Mike Rogers will lead the group nationally; he previously served as chairman of the House of Representatives Intelligence Committee when he was a Michigan congressman.
APPS seeks to do two things to shape the 2016 presidential race, according to its website:
- Raise the level of debate on the most important issues facing the country and move candidates beyond just rhetoric and talking points.
- Enhance the knowledge base of citizens in the early states to help elect a president who supports American engagement and a strong foreign policy.
The group will be registered as a 501(c)(4) instead of a political action committee. For campaign finance purposes, the law allows such groups to donate to candidates with a lower level of disclosure about who is funding their work.
“When the president of the United States wakes up on Jan. 21, the world’s problems will be staring at him or her,” Rogers said. “And we believe there was never enough in prior campaigns and wasn’t going to be at this if we didn’t provide a forum for thoughtful discussion about our national security posture in the world, our foreign affairs posture in the world, and certainly American engagement in the world.”
APPS plans to hold forums in early primary states with the goal of providing a venue for conversations with candidates focused solely on issues related to foreign policy.

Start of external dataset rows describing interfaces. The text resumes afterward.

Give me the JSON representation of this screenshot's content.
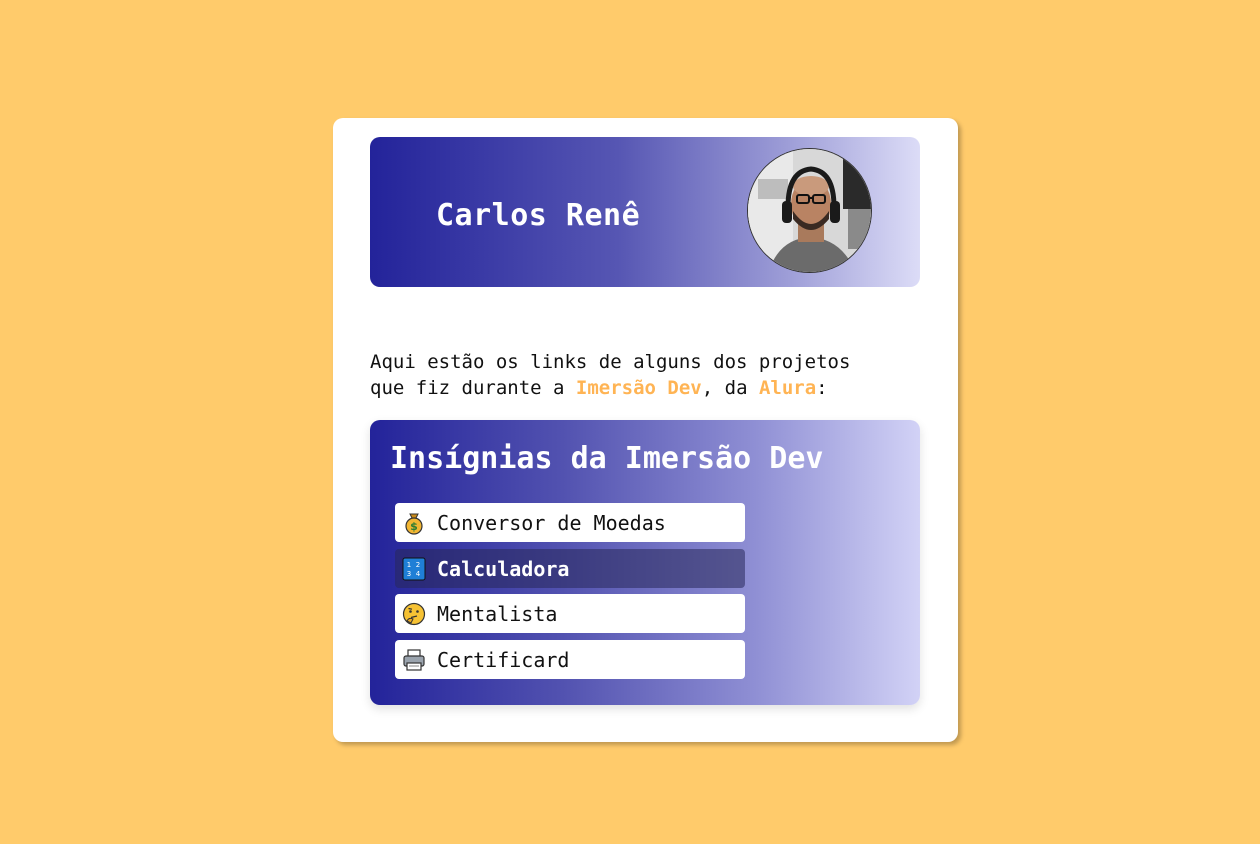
{
  "profile": {
    "name": "Carlos Renê",
    "avatar_icon": "profile-photo"
  },
  "intro": {
    "line1": "Aqui estão os links de alguns dos projetos",
    "line2_a": "que fiz durante a ",
    "highlight1": "Imersão Dev",
    "line2_b": ", da ",
    "highlight2": "Alura",
    "line2_c": ":"
  },
  "badges": {
    "title": "Insígnias da Imersão Dev",
    "items": [
      {
        "label": "Conversor de Moedas",
        "icon": "money-bag-icon",
        "active": false
      },
      {
        "label": "Calculadora",
        "icon": "numbers-icon",
        "active": true
      },
      {
        "label": "Mentalista",
        "icon": "thinking-face-icon",
        "active": false
      },
      {
        "label": "Certificard",
        "icon": "card-printer-icon",
        "active": false
      }
    ]
  },
  "colors": {
    "background": "#ffcb6b",
    "accent": "#ffb454",
    "gradient_start": "#23239a",
    "gradient_end": "#d2d2f6"
  }
}
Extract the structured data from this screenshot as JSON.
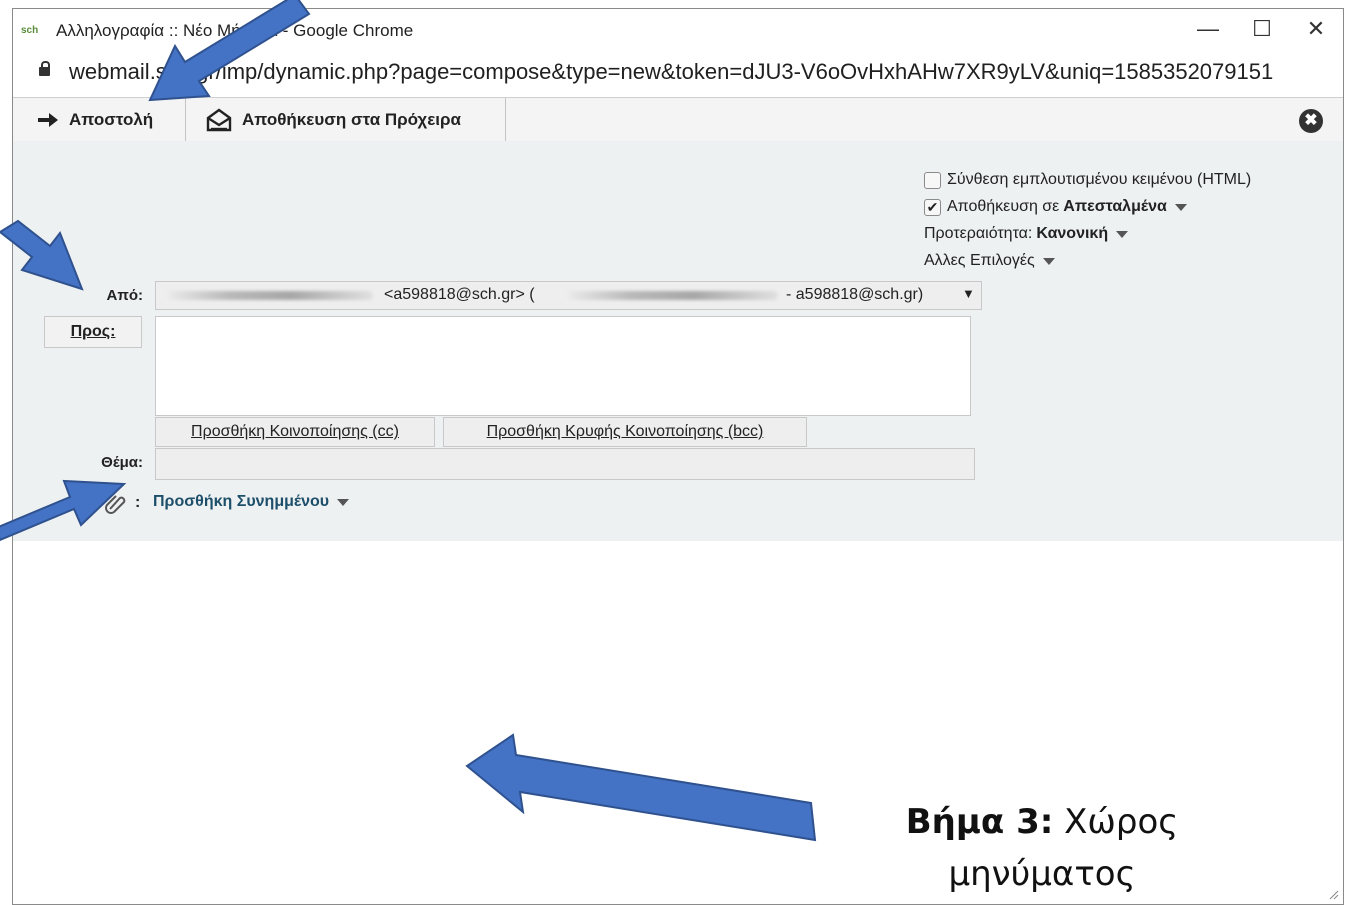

The group will not endorse candidates and has no plans to come up with the kind of “score cards” that occasionally accompany other policy-focused organizations.